Quarantine (separating well people who have been exposed to the virus, to see if they become ill) and self-isolation (separating people who have symptoms so that they can’t infect others, including close family members) are sometimes needed to prevent the spread of a virus in a community including close family members.

Dealing with isolation

People placed in quarantine or self-isolation may experience a wide range of feelings, including fear, anger, sadness, irritability, guilt or confusion. They may find it hard to sleep. Some people might feel relieved. Humans are social creatures and need connection to others to thrive, which can make isolation challenging. The following suggestions may help you through this challenging time:

Keep busy

  • Create and stick to a schedule for work, leisure, chores, meals, physical activity and sleep. 
  • Many people will not be able to work when they are quarantined. Explore if your employer will allow you to work from home and attend meetings via teleconference or videoconference. Keeping busy with day-to-day activities can be helpful. Loss of income is a major source of fear and not everyone has a supportive work environment.
  • Catch up on other tasks or projects at home. 
  • Do things that you normally love to do (e.g., crosswords, puzzles, reading, TV shows, listening to music).

Social interaction

  • Think of ways to stay connected to other people – by videoconference, phone, chat or text. Talking to others and sharing how you are feeling is important. So is asking for help when you’re feeling overwhelmed.


  • As much as is possible, prepare healthy meals and drink lots of water. 
  • Stay physically active: go online to find exercises you can do at home with no equipment.
  • Practise relaxation or meditation. 

Prepare ahead

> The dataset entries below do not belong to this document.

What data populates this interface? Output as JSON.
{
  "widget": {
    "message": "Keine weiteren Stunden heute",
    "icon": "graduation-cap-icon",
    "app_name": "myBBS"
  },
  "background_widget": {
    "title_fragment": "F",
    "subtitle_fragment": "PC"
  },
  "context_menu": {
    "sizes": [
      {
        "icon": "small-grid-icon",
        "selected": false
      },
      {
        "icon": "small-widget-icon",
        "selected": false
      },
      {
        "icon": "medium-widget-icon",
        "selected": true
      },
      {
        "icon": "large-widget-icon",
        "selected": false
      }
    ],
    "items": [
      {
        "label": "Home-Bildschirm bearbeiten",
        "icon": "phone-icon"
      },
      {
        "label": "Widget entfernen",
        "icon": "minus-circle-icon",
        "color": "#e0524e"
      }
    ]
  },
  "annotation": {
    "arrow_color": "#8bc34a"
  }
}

  • Stock up on groceries and supplies ahead of time if possible, including dried pasta, rice, canned foods, hygiene products, medications and toiletries.
  • Plan ahead with family or friends to get additional food and supplies if you are quarantined. 
  • Use delivery services to order groceries. Your local grocery store may offer this service. 
  • Ask your pharmacy if they can deliver medications you need, or plan ahead to make sure you have enough medication to last through your quarantine.  If you take opioids to treat either chronic pain or addiction, make sure that the pharmacist and prescriber are available to ensure an uninterrupted supply of your medication. 
  • Keep a list of important numbers, including your doctor, public health, pharmacy and hospital.

Source: https://www.camh.ca/en/health-info/mental-health-and-covid-19#quarantine